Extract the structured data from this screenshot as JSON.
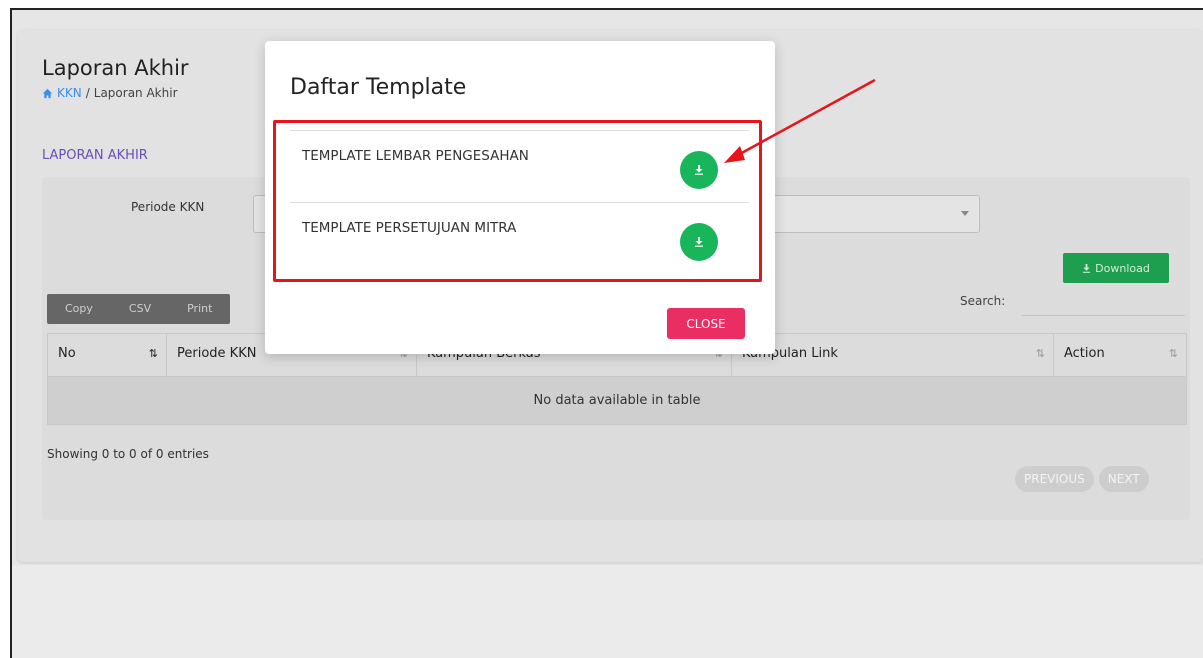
{
  "page": {
    "title": "Laporan Akhir",
    "breadcrumb_link": "KKN",
    "breadcrumb_separator": "/",
    "breadcrumb_current": "Laporan Akhir",
    "section_title": "LAPORAN AKHIR"
  },
  "filter": {
    "periode_label": "Periode KKN"
  },
  "toolbar": {
    "download_label": "Download",
    "copy_label": "Copy",
    "csv_label": "CSV",
    "print_label": "Print",
    "search_label": "Search:"
  },
  "table": {
    "columns": [
      "No",
      "Periode KKN",
      "Kumpulan Berkas",
      "Kumpulan Link",
      "Action"
    ],
    "sort_glyph": "⇅",
    "empty_text": "No data available in table",
    "showing_text": "Showing 0 to 0 of 0 entries",
    "previous_label": "PREVIOUS",
    "next_label": "NEXT"
  },
  "modal": {
    "title": "Daftar Template",
    "items": [
      {
        "label": "TEMPLATE LEMBAR PENGESAHAN"
      },
      {
        "label": "TEMPLATE PERSETUJUAN MITRA"
      }
    ],
    "close_label": "CLOSE"
  },
  "icons": {
    "home": "home-icon",
    "download": "download-icon",
    "dropdown": "chevron-down-icon"
  },
  "colors": {
    "accent_green": "#19b55b",
    "close_pink": "#ea2d63",
    "highlight_red": "#e8141b",
    "section_purple": "#6a4fb8",
    "link_blue": "#3a8ee6"
  }
}
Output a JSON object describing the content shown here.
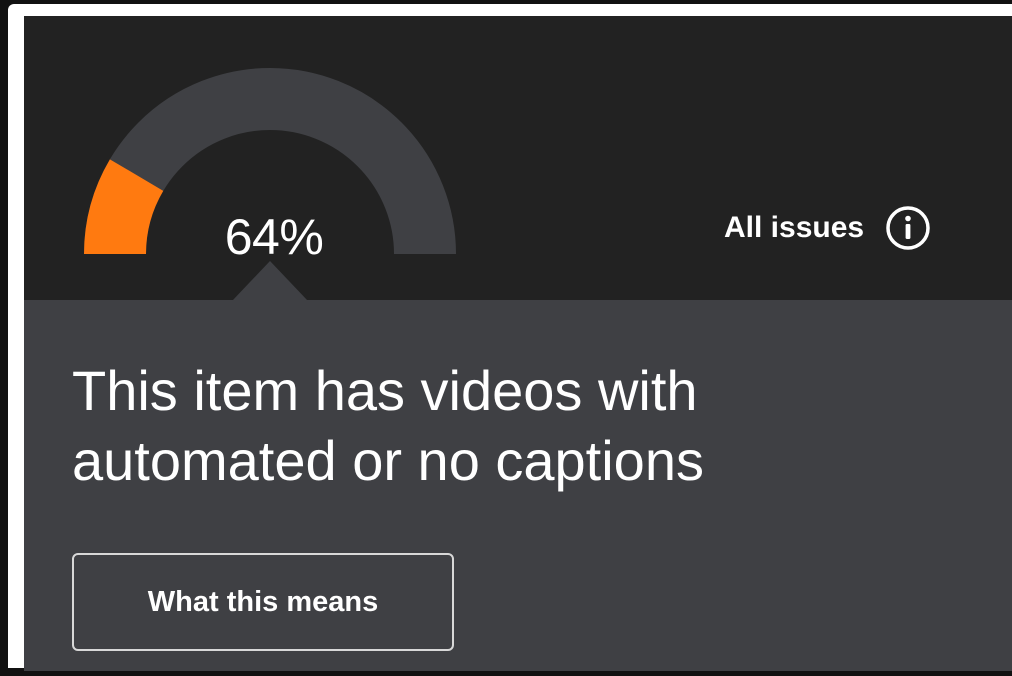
{
  "score": {
    "percent_label": "64%",
    "fraction": 0.17,
    "colors": {
      "filled": "#ff7a10",
      "track": "#3f4044"
    }
  },
  "all_issues": {
    "label": "All issues",
    "icon": "info-circle-icon"
  },
  "message": {
    "line1": "This item has videos with",
    "line2": "automated or no captions"
  },
  "cta": {
    "label": "What this means"
  }
}
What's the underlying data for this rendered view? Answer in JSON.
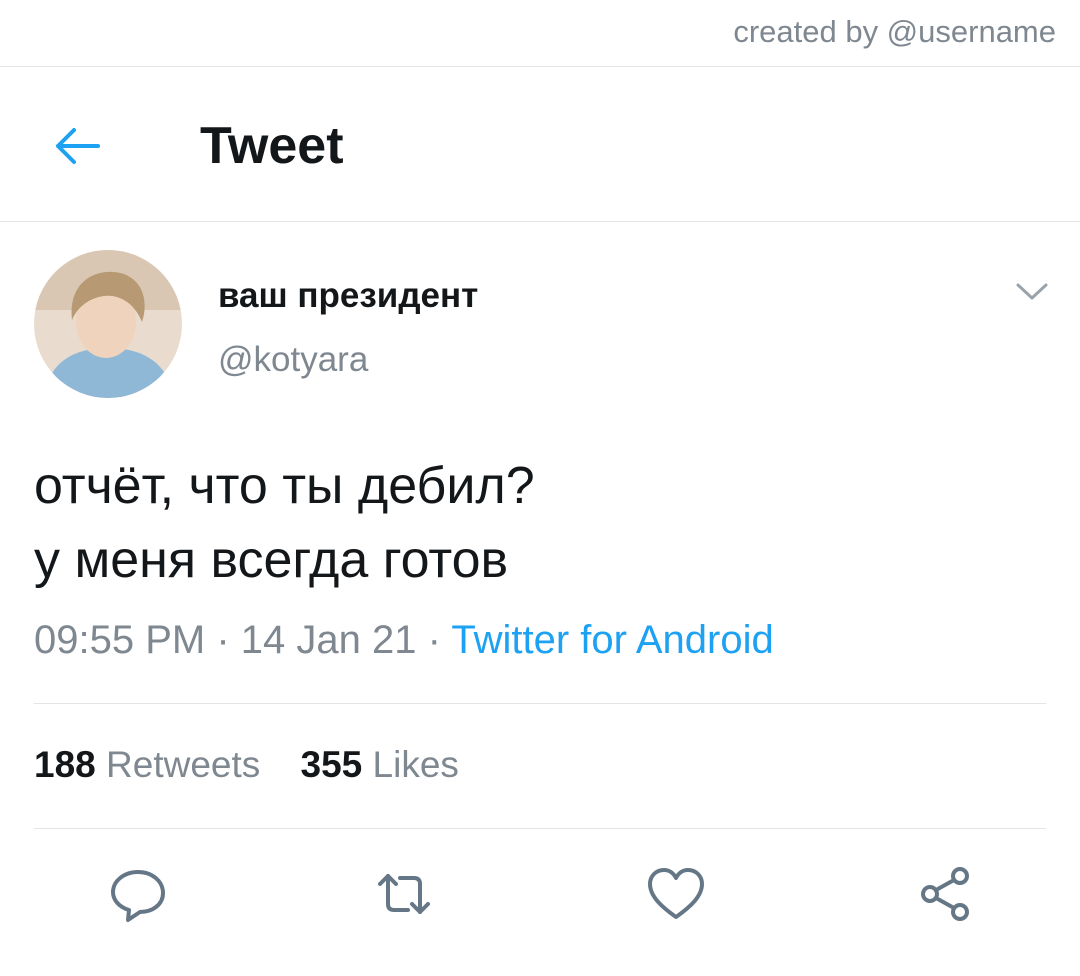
{
  "credit": "created by @username",
  "header": {
    "title": "Tweet",
    "back_icon": "arrow-left-icon",
    "accent_color": "#1da1f2"
  },
  "tweet": {
    "display_name": "ваш президент",
    "handle": "@kotyara",
    "text_lines": [
      "отчёт, что ты дебил?",
      "у меня всегда готов"
    ],
    "time": "09:55 PM",
    "separator": "·",
    "date": "14 Jan 21",
    "source": "Twitter for Android",
    "menu_icon": "chevron-down-icon"
  },
  "stats": {
    "retweets_count": "188",
    "retweets_label": "Retweets",
    "likes_count": "355",
    "likes_label": "Likes"
  },
  "actions": [
    {
      "icon": "reply-icon"
    },
    {
      "icon": "retweet-icon"
    },
    {
      "icon": "heart-icon"
    },
    {
      "icon": "share-icon"
    }
  ],
  "colors": {
    "text": "#14171a",
    "secondary": "#7f8890",
    "link": "#1da1f2",
    "divider": "#e1e5e8"
  }
}
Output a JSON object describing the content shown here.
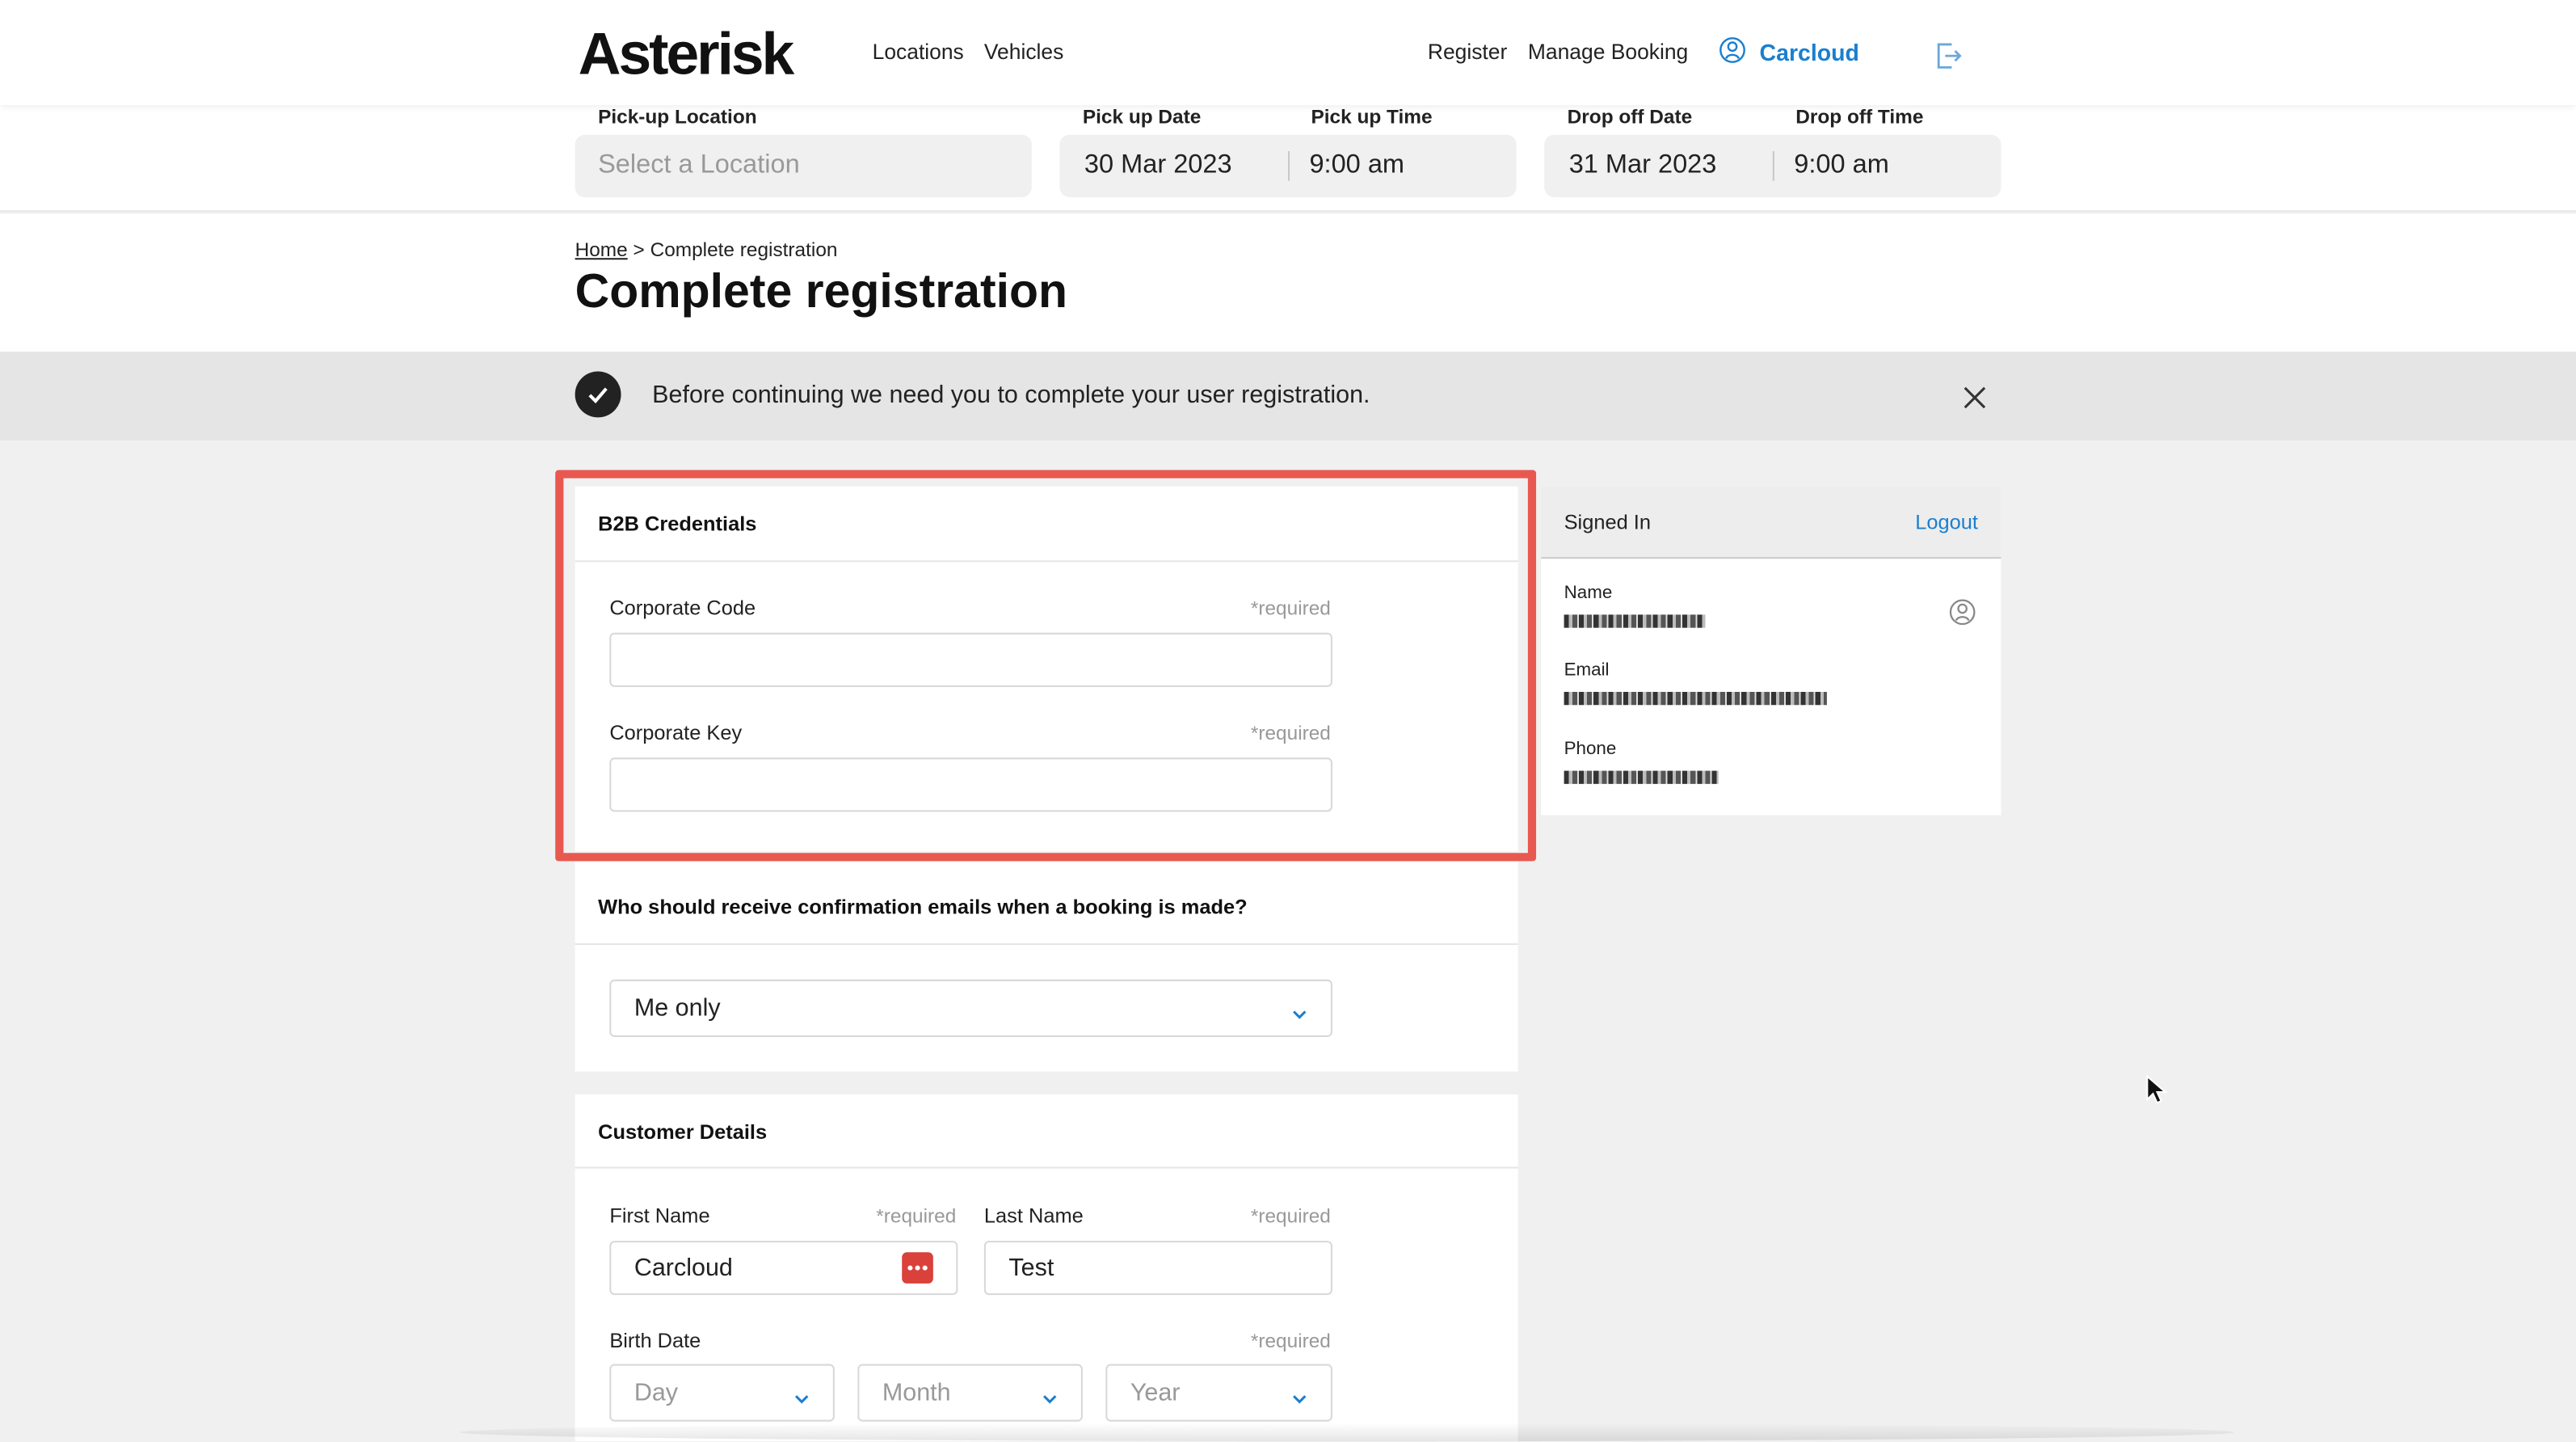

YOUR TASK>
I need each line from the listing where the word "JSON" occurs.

WORKED SOLUTION>
Extract the structured data from this screenshot as JSON.
Output a JSON object describing the content shown here.
What's the underlying data for this rendered view? Answer in JSON.
Output a JSON object describing the content shown here.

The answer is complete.